It may come as a surprise that Tracey Gray, who has been in the education profession for the last 20 years, did not like going to school when she was growing up.
“I didn’t enjoy school, I spent most of my time sitting outside the principal’s office,” the new principal at the Sapphire Coast Anglican College said.
“But I’ve got the belief that you’re either part of the problem or be the change you want to see.
“I wanted to change education to be a positive experience for all kids and I didn’t want any student to feel how I did at school.”
Even about 4000kms away on the other side of Australia she heard about the strong values and community of SCAC.
Leaving Western Australia’s largest independent school St Stephen’s, where she was the acting head of campus, she drove across the country to take over as principal at the college in Bega this year, her first employment in such a position.

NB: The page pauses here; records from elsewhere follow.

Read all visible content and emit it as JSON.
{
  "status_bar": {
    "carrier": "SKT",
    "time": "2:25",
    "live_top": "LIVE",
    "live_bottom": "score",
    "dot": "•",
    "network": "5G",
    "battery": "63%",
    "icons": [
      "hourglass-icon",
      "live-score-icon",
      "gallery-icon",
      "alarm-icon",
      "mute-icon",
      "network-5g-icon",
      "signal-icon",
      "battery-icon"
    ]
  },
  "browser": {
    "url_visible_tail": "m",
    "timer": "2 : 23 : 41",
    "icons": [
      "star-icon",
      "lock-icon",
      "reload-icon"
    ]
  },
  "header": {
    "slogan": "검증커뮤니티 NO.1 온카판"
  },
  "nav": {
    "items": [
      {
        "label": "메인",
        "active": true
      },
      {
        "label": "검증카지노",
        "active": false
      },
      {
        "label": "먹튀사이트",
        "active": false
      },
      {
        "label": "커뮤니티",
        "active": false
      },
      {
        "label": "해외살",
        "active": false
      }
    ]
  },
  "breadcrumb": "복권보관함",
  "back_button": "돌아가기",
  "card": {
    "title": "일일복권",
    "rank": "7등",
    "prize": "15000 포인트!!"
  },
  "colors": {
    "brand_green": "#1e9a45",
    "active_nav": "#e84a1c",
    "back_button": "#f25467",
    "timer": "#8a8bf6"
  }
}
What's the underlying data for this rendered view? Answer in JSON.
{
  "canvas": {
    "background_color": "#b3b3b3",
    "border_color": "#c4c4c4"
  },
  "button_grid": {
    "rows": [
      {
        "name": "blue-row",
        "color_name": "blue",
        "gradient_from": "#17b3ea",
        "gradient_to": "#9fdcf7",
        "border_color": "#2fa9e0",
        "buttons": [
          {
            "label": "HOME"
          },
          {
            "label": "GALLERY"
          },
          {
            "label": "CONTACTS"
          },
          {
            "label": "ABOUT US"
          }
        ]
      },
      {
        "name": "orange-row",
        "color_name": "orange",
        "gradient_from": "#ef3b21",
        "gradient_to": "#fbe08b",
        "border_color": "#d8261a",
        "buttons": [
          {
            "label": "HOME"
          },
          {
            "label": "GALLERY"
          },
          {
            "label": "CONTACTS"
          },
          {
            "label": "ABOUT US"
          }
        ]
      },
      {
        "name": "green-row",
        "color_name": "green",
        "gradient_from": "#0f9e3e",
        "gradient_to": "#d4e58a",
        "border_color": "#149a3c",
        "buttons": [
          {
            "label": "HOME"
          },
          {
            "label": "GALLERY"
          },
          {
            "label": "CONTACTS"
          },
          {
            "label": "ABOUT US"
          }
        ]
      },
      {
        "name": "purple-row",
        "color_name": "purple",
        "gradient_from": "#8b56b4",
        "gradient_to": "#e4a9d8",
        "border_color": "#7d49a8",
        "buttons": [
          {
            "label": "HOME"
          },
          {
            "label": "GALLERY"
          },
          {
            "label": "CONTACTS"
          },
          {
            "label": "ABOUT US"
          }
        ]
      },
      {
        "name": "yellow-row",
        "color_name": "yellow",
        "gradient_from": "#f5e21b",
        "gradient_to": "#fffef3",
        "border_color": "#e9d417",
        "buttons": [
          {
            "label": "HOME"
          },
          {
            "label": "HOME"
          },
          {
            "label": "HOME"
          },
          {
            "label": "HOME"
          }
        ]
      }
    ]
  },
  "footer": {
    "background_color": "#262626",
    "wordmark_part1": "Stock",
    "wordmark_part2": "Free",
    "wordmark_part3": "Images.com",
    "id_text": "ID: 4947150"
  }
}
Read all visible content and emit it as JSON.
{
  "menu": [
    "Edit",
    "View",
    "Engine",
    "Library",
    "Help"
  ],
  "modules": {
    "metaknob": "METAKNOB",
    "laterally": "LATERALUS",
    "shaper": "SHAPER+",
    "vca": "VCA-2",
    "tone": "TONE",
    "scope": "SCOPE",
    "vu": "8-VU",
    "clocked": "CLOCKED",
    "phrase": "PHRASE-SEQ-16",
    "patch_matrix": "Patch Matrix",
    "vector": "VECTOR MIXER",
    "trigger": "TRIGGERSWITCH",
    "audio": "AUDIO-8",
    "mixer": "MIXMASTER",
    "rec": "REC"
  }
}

Part of the reason she made the move was as SCAC’s values resonated with her.
“I felt it was a reflection of who I am and I want to build community, that’s something dear to my heart,” Ms Gray said.
“It was seeing the community in action and thinking yes, I can add value here.”
Her vision for the college involves four pillars that she hopes to instill in students.
The pillars include instilling a sense of belonging, making sure they know they are capable of completing tasks, fostering independence and encouraging generosity towards others.
“If we foster and grow those four elements… then I think we raise children that become very positive adults,” Ms Gray said.
She is not the only new face at the school this year. Rebecca Milliss and Clinton Meredith are new teachers while Reverend Tim Narraway is the new chaplain.
Mr Meredith had been to SCAC before on placement.
“It’s this little village, it’s this community of people, students and teachers, and it’s a pretty nice place to come and work,” he said.
After growing up in Bega, Ms Milliss returned to the area five years ago.
“It’s just a great place to bring up kids, a great area to live really,” she said.
Rev Narraway said chaplains were filling more of an important role.
“For me it’s about bridging the gap between people and their identity with God, and creating and atmosphere that is welcoming and inclusive. That creates a safe place for them and God,” he said.